China divides standards into four different categories; national, industry, local or enterprise. Monday, November 30, was the last day to submit comments on a draft regulation regarding the use of patents in standards.
The draft regulation includes several interesting proposals that are bound to have substantial consequences. The negative impact on innovators could be severe. This proposal fuels the conflicts of interests between China, on the one hand, and the European Union and the USA, on the other. This development is worrying and could easily spill-over to trade- and investment policy.
A Chinese Approach to Standardization
Notably, the draft stipulates that any relevant intellectual property involved in the process of Chinese national standardization should be disclosed by participants as well as non-participants to the standardization body in charge. Patents that are not disclosed in accordance with the requirements are considered license free. Moreover, patent holders may be held liable for concealing patent information, if this has a negative effect on the development or implementation of a national standard.
The draft explicitly states (NB! This is an unofficial translation to English):
Article 8: “That patentees and their affiliates participating in the drafting of the standards fail to disclose in accordance with the above requirements shall be regarded as licensing for free and where they conceal the patent information, which bring losses to the setting and implementation of the national standards, they shall bear corresponding legal liabilities.”
Article 9: “When the setting and revision of national standards involve patents, [Professional Standardization Technical Commission or Body in Charge] shall obtain promptly the irrevocable licensing statements in writing issued by the patentees on implementing the patents.”
Also, national standards can only incorporate proprietary IP which is made available at royalty fees that are considerably lower than (F)RAND. Standards that are found to contain patents without licensing statements are to be revised unless licensing statements are promptly obtained by the (Chinese) National Administrative Department of Standardization.
For mandatory national standards, the draft regulation proposes that no patents should be incorporated in principle.
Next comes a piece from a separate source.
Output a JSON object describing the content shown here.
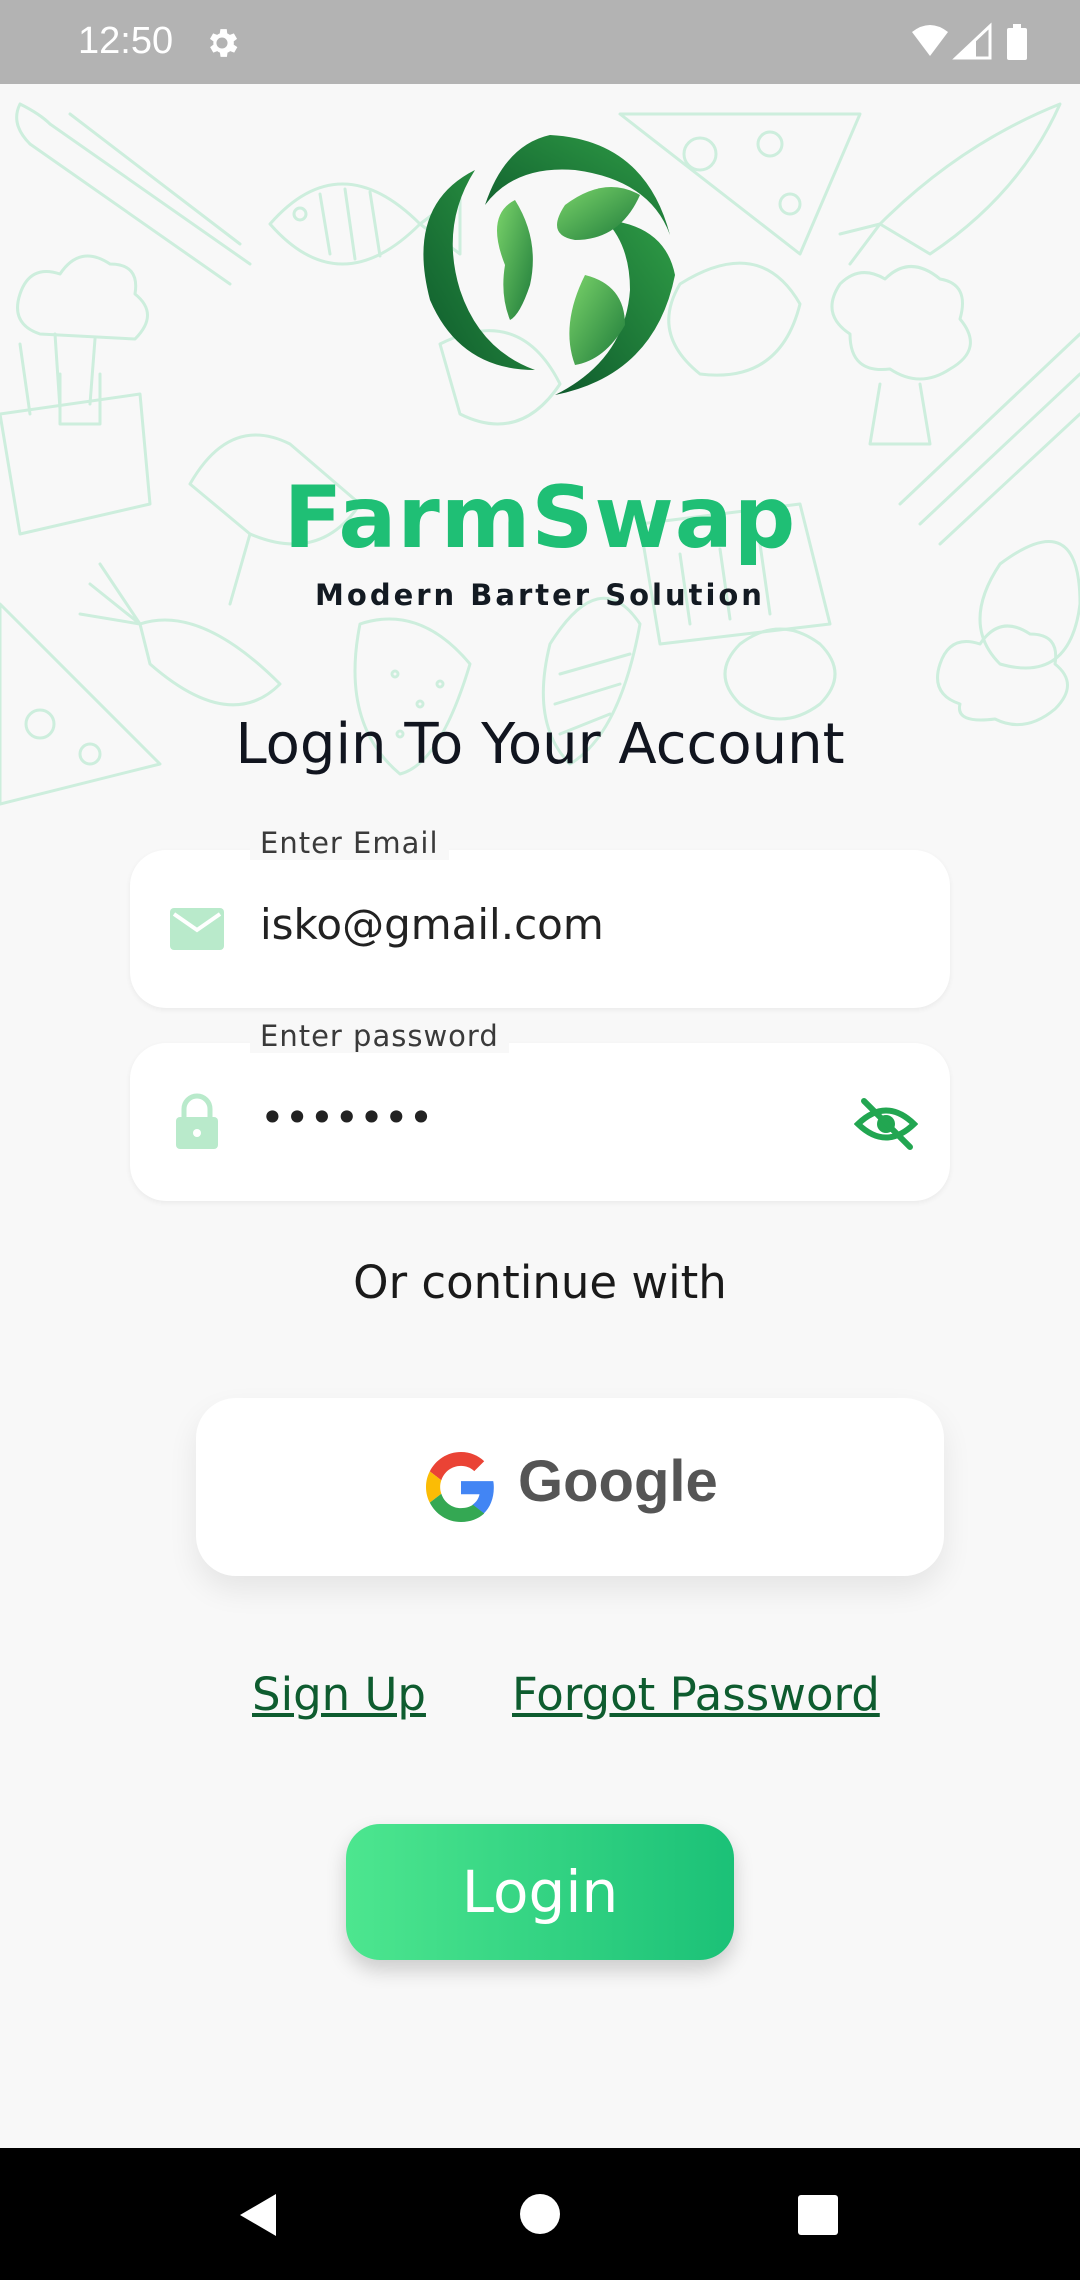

When it is absolutely necessary to involve patents, the IPR holder is to grant licensing for free or the standard should be revised.
Diminishing the Value of Intellectual Property
The draft regulation will effectively force IPR holders to accept licensing terms deemed fair by the National Administrative Department of Standardization. This may result in patentees receiving licensing fees significantly lower than market level (i.e. “nominal fees”).
Consequently this implies that the Chinese are attempting to reduce the rewards to foreign IPR holders. The draft Chinese regulation not only demands disclosure of patents but forces the owners to accept low royalty rates. This will have a negative impact on innovators in OECD countries as well as in China.
After the public consultation has now ended one can hope that the Chinese authorities revise the regulation to be more coherent with basic IPR principles in the rest of the world. This would not only benefit innovators but would also reduce the risk of international policy conflicts considerably.